September 26, 2020
Reading Time: 2 min

Slovenia can launch a citizenship for investment programme

The Slovenian government will consider a proposal to launch a citizenship or residence permit programme for investment. The preliminary minimum investment amount could be from 1 million euros.

Elena Ruda
Elena Ruda

Chief Development Officer in Immigrant Invest, lawyer

Slovenia can launch a citizenship programme or residence permit for investment

Slovenia can launch a citizenship for investment programme

The proposal to launch its own investment programme was voiced by Ivan Shimich, head of the Slovenian Government’s Strategic Council for the debureaucratization. He noted that the investment programme for citizenship or residence permits will help to raise funds for the economy of the country, which has been affected by the pandemic and the financial crisis.

Ivan Shimich emphasised that the launch of the investment programme is only possible if investors are strictly checked for trustworthiness.

With a Slovenian passport, the investor gains freedom to travel the world and all the rights of an EU citizen:

  • The opportunity to live and work in any EU country without time constraints.

  • Visa — free entry to 180 countries including all Schengen countries, the UK, Singapore and Japan.

  • Access to a simplified electronic visa system for travel to the USA, Canada and New Zealand.

  • Access to services of EU banks.

With a residence permit for Slovenia, the investor will be able to reside in the country and travel within the EU without visas.

Investment programmes for citizenship and residence permits of other EU countries now offer similar opportunities. Against the backdrop of the crisis, many of these countries have revised the terms of the programmes to make them more attractive to investors.

Changes in the investment programmes of the EU Member States against the background on the crises

Greece was one of the first countries to amend its residence permit programme for investment.

In May 2020, the government simplified the procedure for obtaining the so-called golden visa for real estate investments. In particular, the mandatory personal visit to the country was abolished. Investors were also allowed to transfer funds to pay for investments from abroad.

Italy has reduced the minimum investment in business by two times. The changes affected the most popular options of the residence permit programme for investments — investments in start-ups and companies.
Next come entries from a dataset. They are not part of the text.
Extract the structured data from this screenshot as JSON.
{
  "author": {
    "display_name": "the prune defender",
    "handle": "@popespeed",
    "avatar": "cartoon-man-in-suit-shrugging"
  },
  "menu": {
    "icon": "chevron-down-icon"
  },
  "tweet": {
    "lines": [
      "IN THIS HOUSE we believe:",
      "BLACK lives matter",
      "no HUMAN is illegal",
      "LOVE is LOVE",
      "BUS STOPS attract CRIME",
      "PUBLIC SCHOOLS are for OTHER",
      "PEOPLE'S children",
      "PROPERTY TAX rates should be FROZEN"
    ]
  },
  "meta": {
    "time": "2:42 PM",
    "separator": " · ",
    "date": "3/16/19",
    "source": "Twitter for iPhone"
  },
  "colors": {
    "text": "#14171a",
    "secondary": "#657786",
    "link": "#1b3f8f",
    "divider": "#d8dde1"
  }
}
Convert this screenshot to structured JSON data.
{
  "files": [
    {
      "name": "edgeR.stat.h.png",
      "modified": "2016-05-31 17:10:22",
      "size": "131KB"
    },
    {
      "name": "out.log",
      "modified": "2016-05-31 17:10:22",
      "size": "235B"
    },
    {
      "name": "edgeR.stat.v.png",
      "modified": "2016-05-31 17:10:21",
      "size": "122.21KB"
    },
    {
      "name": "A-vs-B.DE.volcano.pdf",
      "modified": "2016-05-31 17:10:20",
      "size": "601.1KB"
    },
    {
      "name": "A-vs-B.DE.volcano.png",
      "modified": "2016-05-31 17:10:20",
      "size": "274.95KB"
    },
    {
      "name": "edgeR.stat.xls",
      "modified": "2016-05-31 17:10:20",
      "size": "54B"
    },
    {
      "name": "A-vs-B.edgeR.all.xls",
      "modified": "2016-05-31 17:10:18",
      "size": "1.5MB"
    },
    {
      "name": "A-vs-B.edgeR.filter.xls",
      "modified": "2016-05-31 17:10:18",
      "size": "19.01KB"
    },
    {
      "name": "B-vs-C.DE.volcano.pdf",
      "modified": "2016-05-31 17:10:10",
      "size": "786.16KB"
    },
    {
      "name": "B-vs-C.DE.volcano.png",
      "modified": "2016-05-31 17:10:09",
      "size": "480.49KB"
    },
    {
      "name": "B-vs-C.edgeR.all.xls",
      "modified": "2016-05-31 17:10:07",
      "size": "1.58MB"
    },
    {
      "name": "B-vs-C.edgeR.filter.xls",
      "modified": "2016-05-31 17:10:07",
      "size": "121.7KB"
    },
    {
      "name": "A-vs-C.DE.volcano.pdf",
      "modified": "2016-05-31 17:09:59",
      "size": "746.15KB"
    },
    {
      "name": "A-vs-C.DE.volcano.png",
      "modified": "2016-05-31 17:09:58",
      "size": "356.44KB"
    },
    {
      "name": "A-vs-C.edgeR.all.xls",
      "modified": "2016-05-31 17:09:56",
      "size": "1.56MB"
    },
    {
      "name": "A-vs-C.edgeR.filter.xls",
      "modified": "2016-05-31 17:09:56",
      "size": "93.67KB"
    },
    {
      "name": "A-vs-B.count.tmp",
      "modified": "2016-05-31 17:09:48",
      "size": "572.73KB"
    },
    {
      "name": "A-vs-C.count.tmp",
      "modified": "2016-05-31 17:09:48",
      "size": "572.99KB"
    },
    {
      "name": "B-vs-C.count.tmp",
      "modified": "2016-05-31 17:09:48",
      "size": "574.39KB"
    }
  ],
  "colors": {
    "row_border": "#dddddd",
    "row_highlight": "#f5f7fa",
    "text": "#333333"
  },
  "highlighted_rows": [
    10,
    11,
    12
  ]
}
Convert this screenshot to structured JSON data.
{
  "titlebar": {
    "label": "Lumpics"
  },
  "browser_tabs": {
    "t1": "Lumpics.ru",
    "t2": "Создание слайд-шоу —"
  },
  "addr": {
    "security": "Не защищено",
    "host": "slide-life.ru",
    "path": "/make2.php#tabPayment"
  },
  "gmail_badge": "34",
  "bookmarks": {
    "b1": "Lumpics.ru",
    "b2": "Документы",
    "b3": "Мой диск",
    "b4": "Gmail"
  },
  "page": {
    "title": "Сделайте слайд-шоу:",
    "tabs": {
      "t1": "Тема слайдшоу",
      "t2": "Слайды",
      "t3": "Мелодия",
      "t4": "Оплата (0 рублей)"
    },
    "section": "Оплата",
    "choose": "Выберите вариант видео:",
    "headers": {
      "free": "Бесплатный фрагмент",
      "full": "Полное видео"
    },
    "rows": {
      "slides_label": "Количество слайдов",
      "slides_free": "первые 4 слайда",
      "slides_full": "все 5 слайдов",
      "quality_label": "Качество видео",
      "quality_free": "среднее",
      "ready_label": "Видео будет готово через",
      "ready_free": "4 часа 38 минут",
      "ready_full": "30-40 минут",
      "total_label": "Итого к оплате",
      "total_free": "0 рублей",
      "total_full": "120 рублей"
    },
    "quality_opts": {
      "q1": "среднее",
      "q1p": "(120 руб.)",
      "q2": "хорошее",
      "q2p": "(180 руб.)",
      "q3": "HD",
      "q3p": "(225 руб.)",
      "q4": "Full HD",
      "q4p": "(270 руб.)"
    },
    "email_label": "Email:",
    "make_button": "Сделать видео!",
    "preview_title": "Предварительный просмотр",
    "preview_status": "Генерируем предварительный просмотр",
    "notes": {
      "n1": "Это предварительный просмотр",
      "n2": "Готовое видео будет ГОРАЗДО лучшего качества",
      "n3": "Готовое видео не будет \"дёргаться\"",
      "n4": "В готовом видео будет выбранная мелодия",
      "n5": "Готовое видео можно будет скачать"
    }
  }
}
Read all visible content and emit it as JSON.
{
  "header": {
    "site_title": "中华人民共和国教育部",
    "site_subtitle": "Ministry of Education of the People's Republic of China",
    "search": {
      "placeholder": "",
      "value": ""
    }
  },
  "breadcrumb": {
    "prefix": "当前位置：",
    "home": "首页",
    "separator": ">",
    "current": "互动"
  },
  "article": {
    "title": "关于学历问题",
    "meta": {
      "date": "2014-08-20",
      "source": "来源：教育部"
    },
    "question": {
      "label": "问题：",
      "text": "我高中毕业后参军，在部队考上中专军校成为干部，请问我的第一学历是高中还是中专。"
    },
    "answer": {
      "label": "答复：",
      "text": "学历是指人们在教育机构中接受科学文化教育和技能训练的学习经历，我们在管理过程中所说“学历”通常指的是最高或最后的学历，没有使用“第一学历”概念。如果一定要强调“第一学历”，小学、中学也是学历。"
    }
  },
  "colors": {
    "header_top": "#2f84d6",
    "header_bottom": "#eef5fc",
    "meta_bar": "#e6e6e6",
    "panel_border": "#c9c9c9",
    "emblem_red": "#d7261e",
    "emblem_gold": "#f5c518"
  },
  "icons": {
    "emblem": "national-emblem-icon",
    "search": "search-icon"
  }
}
In September the Italian government accepted new amendments to the residence permit programme for investment. Now an investor can transfer payments under the programme from his company’s account. The government has also abolished the mandatory residence requirement.

Portugal has simplified the conditions for obtaining citizenship for the children and grandchildren of the investor. The new rules for renewing a residence permit card apply to investors who have applied for the programme after 1 April 2020. Now it is needed to extend the status for the first time in 2 years instead of 1 year as before.

What other countries are thinking about launching citizenship by investment programs amid the crisis

The 8 countries in Oceania are also considering establishing citizenship programmes for investment. The proposal is being discussed by the governments of Tuvalu, Samoa, Palau, Micronesia, Tonga, Karibati, Solomon Islands and the Marshall Islands.

The minimum investment in these countries' programmes is expected to be around $100,000. Nationals of Oceania countries may enter the Schengen area and the UK without visas. Tonga’s passport entitles them to enter China without a visa.

New citizenship programmes may appear already in 2021‑2022. This will increase competition in the region, which has had a successful Vanuatu citizenship programme since 2017.